**What is being asked:** Here the job is to print all of the entries below verbatim and leave out any picture.

** Opening Records to process block **

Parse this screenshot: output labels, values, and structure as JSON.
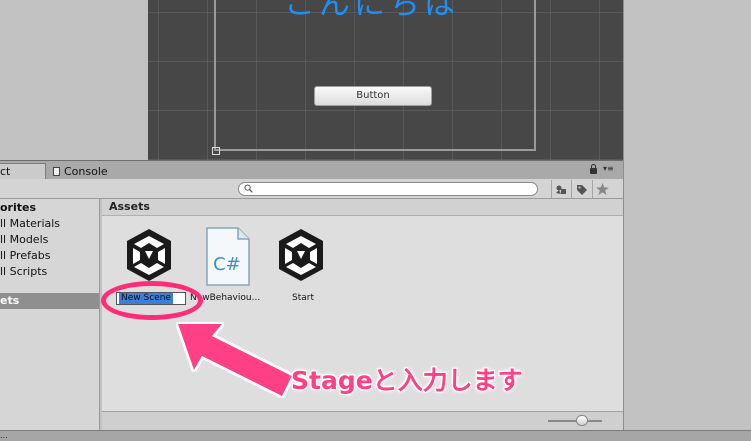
{
  "scene": {
    "canvas_text": "こんにちは",
    "button_label": "Button"
  },
  "tabs": {
    "project_label": "ct",
    "console_label": "Console"
  },
  "toolbar": {
    "search_placeholder": ""
  },
  "sidebar": {
    "favorites_label": "orites",
    "items": [
      {
        "label": "ll Materials"
      },
      {
        "label": "ll Models"
      },
      {
        "label": "ll Prefabs"
      },
      {
        "label": "ll Scripts"
      }
    ],
    "assets_label": "ets"
  },
  "assets": {
    "header": "Assets",
    "items": [
      {
        "label": "New Scene",
        "icon": "unity-scene-icon"
      },
      {
        "label": "NewBehaviou...",
        "icon": "csharp-script-icon"
      },
      {
        "label": "Start",
        "icon": "unity-scene-icon"
      }
    ],
    "script_icon_text": "C#"
  },
  "status_bar": {
    "text": "..."
  },
  "annotation": {
    "text": "Stageと入力します",
    "color": "#ff3f86"
  }
}
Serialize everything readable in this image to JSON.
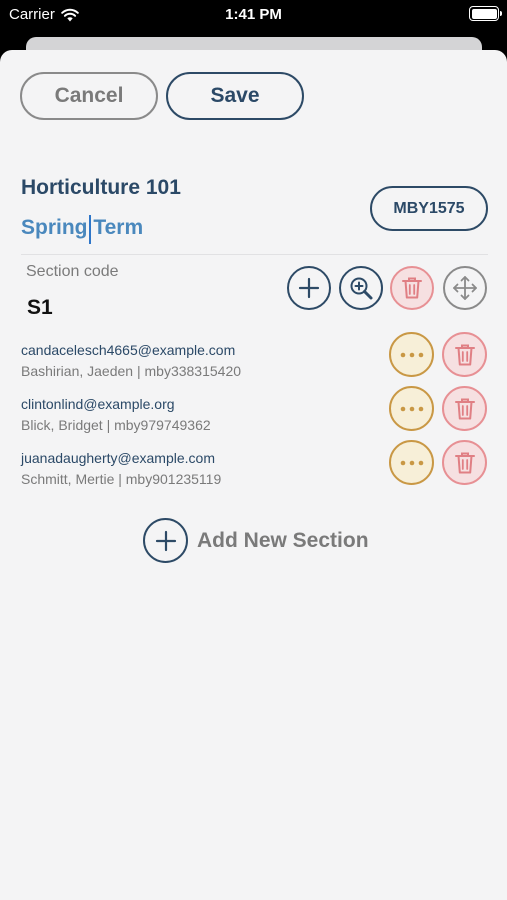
{
  "status_bar": {
    "carrier": "Carrier",
    "time": "1:41 PM"
  },
  "toolbar": {
    "cancel_label": "Cancel",
    "save_label": "Save"
  },
  "course": {
    "title": "Horticulture 101",
    "term": "Spring Term",
    "code": "MBY1575"
  },
  "section": {
    "label": "Section code",
    "value": "S1"
  },
  "members": [
    {
      "email": "candacelesch4665@example.com",
      "meta": "Bashirian, Jaeden | mby338315420"
    },
    {
      "email": "clintonlind@example.org",
      "meta": "Blick, Bridget | mby979749362"
    },
    {
      "email": "juanadaugherty@example.com",
      "meta": "Schmitt, Mertie | mby901235119"
    }
  ],
  "add_section_label": "Add New Section",
  "colors": {
    "navy": "#2b4967",
    "term_blue": "#4a88bd",
    "delete_red": "#e79094",
    "more_gold": "#c99845",
    "sheet": "#f4f4f5"
  },
  "icons": [
    "wifi-icon",
    "battery-icon",
    "plus-icon",
    "zoom-in-icon",
    "trash-icon",
    "move-icon",
    "ellipsis-icon"
  ]
}
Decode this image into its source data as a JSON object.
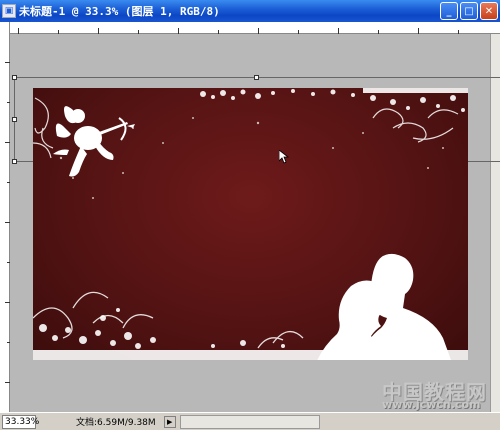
{
  "window": {
    "title": "未标题-1 @ 33.3% (图层 1, RGB/8)",
    "minimize_label": "_",
    "maximize_label": "□",
    "close_label": "✕"
  },
  "status": {
    "zoom": "33.33%",
    "doc_info": "文档:6.59M/9.38M",
    "arrow": "▶"
  },
  "watermark": {
    "text": "中国教程网",
    "url": "www.jcwcn.com"
  },
  "colors": {
    "canvas_bg": "#5a1414",
    "pasteboard": "#b8b8b8",
    "titlebar": "#1c5fd6"
  },
  "icons": [
    "document-icon",
    "minimize-icon",
    "maximize-icon",
    "close-icon",
    "cupid-silhouette-icon",
    "couple-silhouette-icon",
    "arrow-cursor-icon"
  ]
}
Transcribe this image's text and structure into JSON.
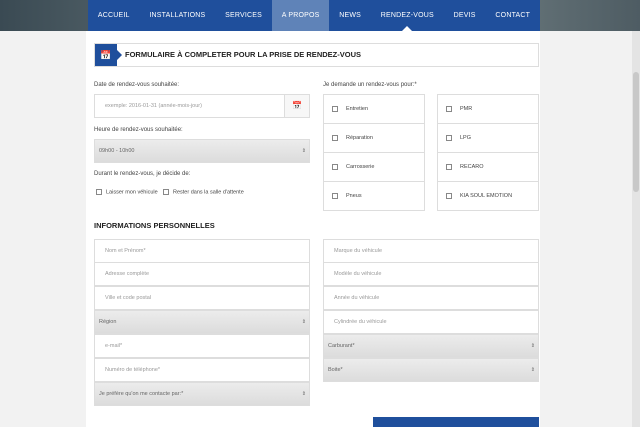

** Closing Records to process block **

**Response box:**
Parse this screenshot: output labels, values, and structure as JSON.
{
  "scene": {
    "canvas_text": "こんにちは",
    "button_label": "Button"
  },
  "tabs": {
    "project_label": "ct",
    "console_label": "Console"
  },
  "toolbar": {
    "search_placeholder": ""
  },
  "sidebar": {
    "favorites_label": "orites",
    "items": [
      {
        "label": "ll Materials"
      },
      {
        "label": "ll Models"
      },
      {
        "label": "ll Prefabs"
      },
      {
        "label": "ll Scripts"
      }
    ],
    "assets_label": "ets"
  },
  "assets": {
    "header": "Assets",
    "items": [
      {
        "label": "New Scene",
        "icon": "unity-scene-icon"
      },
      {
        "label": "NewBehaviou...",
        "icon": "csharp-script-icon"
      },
      {
        "label": "Start",
        "icon": "unity-scene-icon"
      }
    ],
    "script_icon_text": "C#"
  },
  "status_bar": {
    "text": "..."
  },
  "annotation": {
    "text": "Stageと入力します",
    "color": "#ff3f86"
  }
}
Serialize everything readable in this image to JSON.
{
  "status_bar": {
    "carrier": "Carrier",
    "time": "1:41 PM"
  },
  "toolbar": {
    "cancel_label": "Cancel",
    "save_label": "Save"
  },
  "course": {
    "title": "Horticulture 101",
    "term": "Spring Term",
    "code": "MBY1575"
  },
  "section": {
    "label": "Section code",
    "value": "S1"
  },
  "members": [
    {
      "email": "candacelesch4665@example.com",
      "meta": "Bashirian, Jaeden | mby338315420"
    },
    {
      "email": "clintonlind@example.org",
      "meta": "Blick, Bridget | mby979749362"
    },
    {
      "email": "juanadaugherty@example.com",
      "meta": "Schmitt, Mertie | mby901235119"
    }
  ],
  "add_section_label": "Add New Section",
  "colors": {
    "navy": "#2b4967",
    "term_blue": "#4a88bd",
    "delete_red": "#e79094",
    "more_gold": "#c99845",
    "sheet": "#f4f4f5"
  },
  "icons": [
    "wifi-icon",
    "battery-icon",
    "plus-icon",
    "zoom-in-icon",
    "trash-icon",
    "move-icon",
    "ellipsis-icon"
  ]
}
Decode this image into its source data as a JSON object.
{
  "window": {
    "title": "未标题-1 @ 33.3% (图层 1, RGB/8)",
    "minimize_label": "_",
    "maximize_label": "□",
    "close_label": "✕"
  },
  "status": {
    "zoom": "33.33%",
    "doc_info": "文档:6.59M/9.38M",
    "arrow": "▶"
  },
  "watermark": {
    "text": "中国教程网",
    "url": "www.jcwcn.com"
  },
  "colors": {
    "canvas_bg": "#5a1414",
    "pasteboard": "#b8b8b8",
    "titlebar": "#1c5fd6"
  },
  "icons": [
    "document-icon",
    "minimize-icon",
    "maximize-icon",
    "close-icon",
    "cupid-silhouette-icon",
    "couple-silhouette-icon",
    "arrow-cursor-icon"
  ]
}
Transcribe this image's text and structure into JSON.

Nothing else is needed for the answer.